THE Government will consider reducing the period of bankruptcy even further amid concerns about the impact the system is having on families and businesses, Tanaiste Joan Burton has said.
Ms Burton told the Dail today she sees "merit" in reducing the bankruptcy period below the current maximum limit of three years.
Bankruptcy was reduced from 12 years-three years in December 2013 after new legislation was enacted by the then Justice Minister Alan Shatter.
But speaking during 'Leaders' Questions' today, the Labour Party leader indicated that measures will be taken to further reduce the limit.

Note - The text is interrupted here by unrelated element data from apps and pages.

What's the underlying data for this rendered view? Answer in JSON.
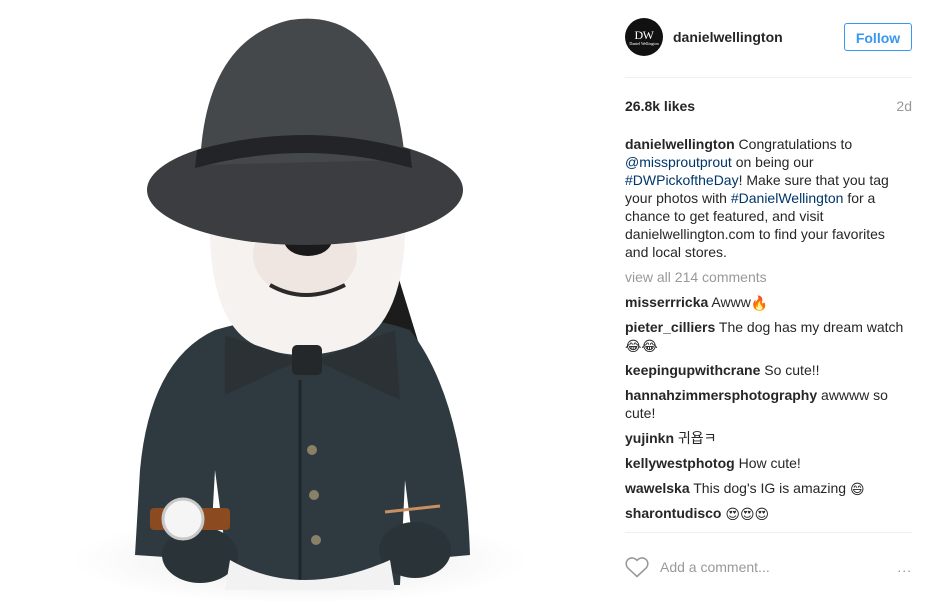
{
  "post": {
    "photo_alt": "",
    "header": {
      "avatar_monogram": "DW",
      "avatar_brand": "Daniel Wellington",
      "username": "danielwellington",
      "follow_label": "Follow"
    },
    "likes": "26.8k likes",
    "time": "2d",
    "caption": {
      "user": "danielwellington",
      "t1": " Congratulations to ",
      "mention": "@missproutprout",
      "t2": " on being our ",
      "hashtag1": "#DWPickoftheDay",
      "t3": "! Make sure that you tag your photos with ",
      "hashtag2": "#DanielWellington",
      "t4": " for a chance to get featured, and visit danielwellington.com to find your favorites and local stores."
    },
    "view_all": "view all 214 comments",
    "comments": [
      {
        "user": "misserrricka",
        "text": " Awww",
        "emoji": "🔥"
      },
      {
        "user": "pieter_cilliers",
        "text": " The dog has my dream watch",
        "emoji": "😂😂"
      },
      {
        "user": "keepingupwithcrane",
        "text": " So cute!!",
        "emoji": ""
      },
      {
        "user": "hannahzimmersphotography",
        "text": " awwww so cute!",
        "emoji": ""
      },
      {
        "user": "yujinkn",
        "text": " 귀욥ㅋ",
        "emoji": ""
      },
      {
        "user": "kellywestphotog",
        "text": " How cute!",
        "emoji": ""
      },
      {
        "user": "wawelska",
        "text": " This dog's IG is amazing ",
        "emoji": "😄"
      },
      {
        "user": "sharontudisco",
        "text": " ",
        "emoji": "😍😍😍"
      }
    ],
    "add_comment_placeholder": "Add a comment...",
    "more_label": "...",
    "colors": {
      "accent": "#3897f0",
      "link": "#003569",
      "muted": "#999999",
      "text": "#262626"
    },
    "icons": {
      "like": "heart-outline-icon",
      "more": "ellipsis-icon"
    }
  }
}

"There is merit in examining the case in reducing it even further," Ms Burton said.
The Dublin West TD made the remarks during exchanges with Sinn Fein deputy leader Mary Lou McDonald about insolvency.
Ms McDonald said 100,000 homes are facing an immediate risk of repossession and accused the government of facing families.
Ms Burton said while the number of people in negative equity is falling, she would like to see more progress.
" The number of people in negative equity and the number of people in mortgage difficulty, thankfully, is falling, not as far and not as fast as we would like them to be falling," she said.
Earlier, Ms Burton was challenged over the Government's commitment to Rural Ireland.
Challenged by Fianna Fáil Transport spokesperson over Bus Eireann's plans to curtail rural services, Ms Burton said the matter is being examined by the company.
"I know that Bus Eireann are now looking at those plans and taking into account how they can best address the needs of the community," she said.
Ms Burton was also challenged about the record of her deputy leader Alan Kelly, when was Minister for State with responsibility for Public Transport.
Mr Dooley said that the only thing Mr Kelly, a Tipperary TD, achieved in this role was to "protect the rail line between Nenagh and Ballybrophy.
Ms Burton then raised the issue of post offices, accusing Fianna Fai of overseeing the 1,100 post offices when in government.